RICHMOND, Va. – The "Carolina Squat," a dangerous modification made to vehicles has now been banned in Virginia.
On Monday Governor Glenn Youngkin signed SB777, a bill to ban the “Carolina Squat” at a ceremony in Lynchburg.
The governor's office said the family of a young father who was tragically killed in a collision with a truck with Carolina squat modifications this year also joined the governor for the signing.
“I’m honored today to be here with BJ’s family, the public servants who acted quickly to move legislation to my desk to address the problem, and the law enforcement heroes who will enforce this new law and keep our roads and highways safer,” said Governor Glenn Youngkin. “Nothing can bring BJ back, but with faith, time and love we can begin to heal from the pain of losing him. But the spirit of Virginia is strong, and when Virginians see a problem they come together and act.”
The bill now bans "Carolina squat" style modifications on Virginia highways by further specifying that, within the absolute minimum and maximum height ranges, the height of the front bumper is to be no more than four inches greater than the height of the rear bumper.
"Carolina Squat-style modifications are impractical, and can also be very dangerous.
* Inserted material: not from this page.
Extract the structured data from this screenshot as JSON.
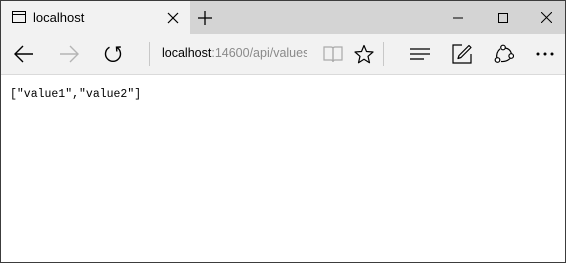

The suspension modifications change the function and handling of the vehicles. If the front end of the vehicle is higher than the rear end, the headlights are pointed towards the sky instead of illuminating the road ahead. The truck being angled compromises the driver's view and alters the dispersion of mechanical force in the event of a collision," Youngkin's office said in a press release.
The bill will become law within the next day once it is formally communicated back to the House Clerk’s Office and enrolled in the Act of Assembly.
North Carolina Gov. Roy Cooper signed a similar House Bill in late August of 2021 and the bill went into effect on December 1, 2021.